Saturday, July 26, 2014

How To Steal Property From Poor Homeowners

A work of fiction... sorta'.

Let's say you've got your eye on a piece of property that isn't in the best part of town but has the potential to become a great commercial property. Only problem is about 400 mostly sick, elderly and poor people live in 170 separately owned condominiums there and you're not willing to pay the kind of money it would take to convince them to sell.

Now let's just say that you're an attorney, retired state senator and partner in a business that manages homeowners associations and the homeowners association for that very condominium project just happens to be among your portfolio.

Add to that your wife is mayor and a well known city councilman and attorney along with an often controversial retired county commissioner and commercial real estate salesman just happen to be investors. Oh, and the disbarred attorney husband of a city councilwoman is also an investor.
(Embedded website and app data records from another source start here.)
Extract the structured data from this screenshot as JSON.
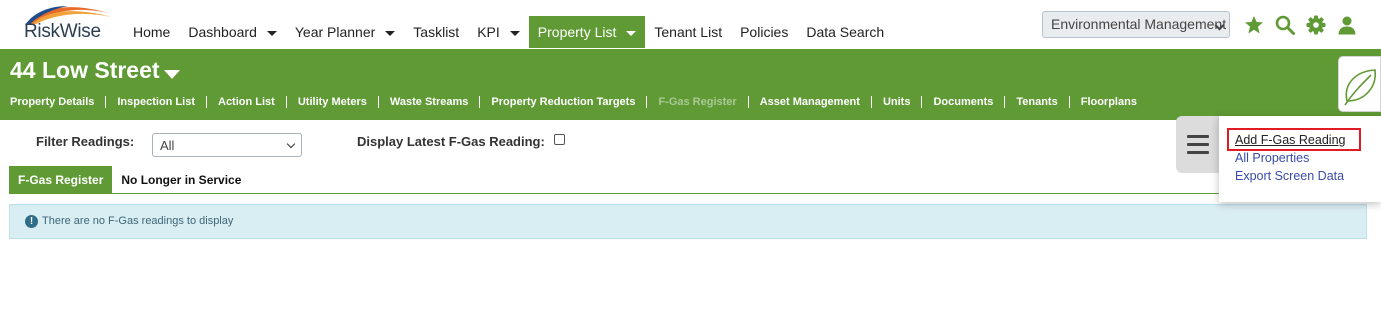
{
  "app": {
    "logo_text": "RiskWise"
  },
  "nav": {
    "items": [
      {
        "label": "Home",
        "dropdown": false,
        "active": false
      },
      {
        "label": "Dashboard",
        "dropdown": true,
        "active": false
      },
      {
        "label": "Year Planner",
        "dropdown": true,
        "active": false
      },
      {
        "label": "Tasklist",
        "dropdown": false,
        "active": false
      },
      {
        "label": "KPI",
        "dropdown": true,
        "active": false
      },
      {
        "label": "Property List",
        "dropdown": true,
        "active": true
      },
      {
        "label": "Tenant List",
        "dropdown": false,
        "active": false
      },
      {
        "label": "Policies",
        "dropdown": false,
        "active": false
      },
      {
        "label": "Data Search",
        "dropdown": false,
        "active": false
      }
    ],
    "module_select": "Environmental Management",
    "icons": [
      "star-icon",
      "search-icon",
      "gear-icon",
      "user-icon"
    ]
  },
  "property": {
    "title": "44 Low Street",
    "subnav": [
      {
        "label": "Property Details",
        "disabled": false
      },
      {
        "label": "Inspection List",
        "disabled": false
      },
      {
        "label": "Action List",
        "disabled": false
      },
      {
        "label": "Utility Meters",
        "disabled": false
      },
      {
        "label": "Waste Streams",
        "disabled": false
      },
      {
        "label": "Property Reduction Targets",
        "disabled": false
      },
      {
        "label": "F-Gas Register",
        "disabled": true
      },
      {
        "label": "Asset Management",
        "disabled": false
      },
      {
        "label": "Units",
        "disabled": false
      },
      {
        "label": "Documents",
        "disabled": false
      },
      {
        "label": "Tenants",
        "disabled": false
      },
      {
        "label": "Floorplans",
        "disabled": false
      }
    ]
  },
  "filters": {
    "readings_label": "Filter Readings:",
    "readings_value": "All",
    "latest_label": "Display Latest F-Gas Reading:",
    "latest_checked": false
  },
  "tabs": [
    {
      "label": "F-Gas Register",
      "active": true
    },
    {
      "label": "No Longer in Service",
      "active": false
    }
  ],
  "alert": {
    "icon": "!",
    "text": "There are no F-Gas readings to display"
  },
  "side_menu": {
    "items": [
      {
        "label": "Add F-Gas Reading"
      },
      {
        "label": "All Properties"
      },
      {
        "label": "Export Screen Data"
      }
    ]
  },
  "colors": {
    "brand_green": "#5f9a35",
    "link_blue": "#3b4ba8",
    "highlight_red": "#e01b24"
  }
}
Nothing can go wrong because the daughter of the city councilwoman is the assistant district attorney so even if you get caught it never goes to court.

The first step might be to pocket the money paid by the homeowners and skip paying the water bill until the city water services department department starts making waves about the long overdue bill.

The second step might be to divert the city's code enforcement department's attentions elsewhere so that problems there go unnoticed for far too long.

The third step might be to leak the story to an ambitious local blogger/activist with a history of writing about social issues and blight, even perhaps pushing the issue into the local newspapers to get folks all stirred up. You know, make yourselves available to the blogger for interviews so the local newspaper will want to run his story even though newspapers don't like to run stories written by local bloggers.

The forth step could be to release a press release overstating the number of police and 911 calls to that address so that it appears to be the most dangerous place in town.

The fifth step would possibly be to force everyone, even those who own their homes, to leave declaring the place a public nuisance and taking the property for the water bill without taking anyone to court or serving any sort of due process.

Only problem is: the blogger you slipped the story to found out about your little plan and started making threats. What to do, oh what to do?

You could offer him a piece of the deal but unlike the rest of you who are all living in mansions and taking European vacations the blogger is living in one of the city's poorest neighborhoods, a single parent begging for rides to city council meetings because his car is out of gas. He isn't going to wait until you sell and cash in on your new project as that might take years.

So what do you do? You have city staff create a request for proposals and give him a make work contract that can be renewed every 6 months at the taxpayers' expense.

Is that pretty close to the way it all happened?

Ben, Mike? Nancy? Don? Yvonne? Skip? Paul? Jim? Anyone?